## [What you have to do]
Set down each line of the material that follows, exactly, with no pictures.

::::

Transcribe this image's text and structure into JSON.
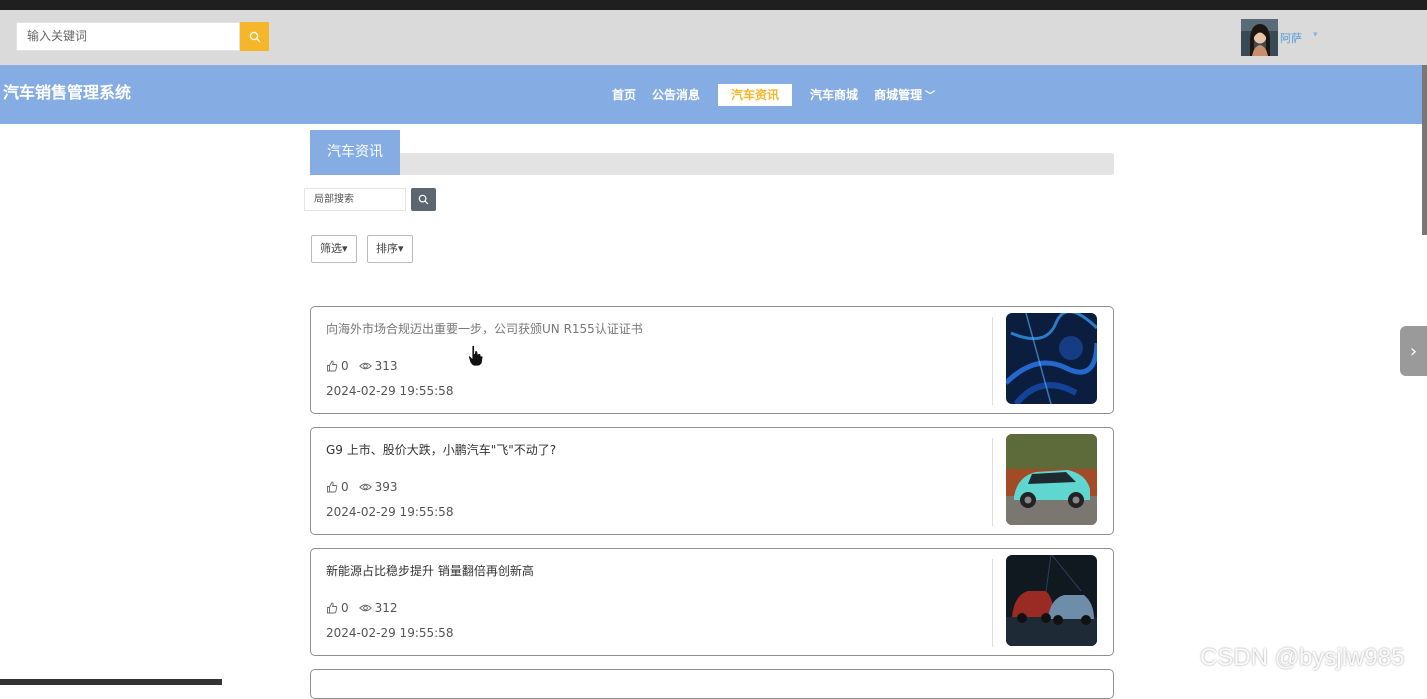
{
  "topbar": {
    "search_placeholder": "输入关键词",
    "username": "阿萨"
  },
  "navbar": {
    "site_title": "汽车销售管理系统",
    "items": [
      {
        "label": "首页"
      },
      {
        "label": "公告消息"
      },
      {
        "label": "汽车资讯",
        "active": true
      },
      {
        "label": "汽车商城"
      },
      {
        "label": "商城管理"
      }
    ]
  },
  "section": {
    "tab_label": "汽车资讯",
    "local_search_placeholder": "局部搜索",
    "filter_label": "筛选▾",
    "sort_label": "排序▾"
  },
  "articles": [
    {
      "title": "向海外市场合规迈出重要一步，公司获颁UN R155认证证书",
      "likes": "0",
      "views": "313",
      "date": "2024-02-29 19:55:58"
    },
    {
      "title": "G9 上市、股价大跌，小鹏汽车\"飞\"不动了?",
      "likes": "0",
      "views": "393",
      "date": "2024-02-29 19:55:58"
    },
    {
      "title": "新能源占比稳步提升 销量翻倍再创新高",
      "likes": "0",
      "views": "312",
      "date": "2024-02-29 19:55:58"
    }
  ],
  "watermark": "CSDN @bysjlw985",
  "colors": {
    "navbar": "#85ade3",
    "accent": "#f5b62a",
    "topbar": "#dadada"
  }
}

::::

## [Solution for this exercise]
Transcribe this image's text and structure into JSON.
{
  "topbar": {
    "search_placeholder": "输入关键词",
    "username": "阿萨"
  },
  "navbar": {
    "site_title": "汽车销售管理系统",
    "items": [
      {
        "label": "首页"
      },
      {
        "label": "公告消息"
      },
      {
        "label": "汽车资讯",
        "active": true
      },
      {
        "label": "汽车商城"
      },
      {
        "label": "商城管理"
      }
    ]
  },
  "section": {
    "tab_label": "汽车资讯",
    "local_search_placeholder": "局部搜索",
    "filter_label": "筛选▾",
    "sort_label": "排序▾"
  },
  "articles": [
    {
      "title": "向海外市场合规迈出重要一步，公司获颁UN R155认证证书",
      "likes": "0",
      "views": "313",
      "date": "2024-02-29 19:55:58"
    },
    {
      "title": "G9 上市、股价大跌，小鹏汽车\"飞\"不动了?",
      "likes": "0",
      "views": "393",
      "date": "2024-02-29 19:55:58"
    },
    {
      "title": "新能源占比稳步提升 销量翻倍再创新高",
      "likes": "0",
      "views": "312",
      "date": "2024-02-29 19:55:58"
    }
  ],
  "watermark": "CSDN @bysjlw985",
  "colors": {
    "navbar": "#85ade3",
    "accent": "#f5b62a",
    "topbar": "#dadada"
  }
}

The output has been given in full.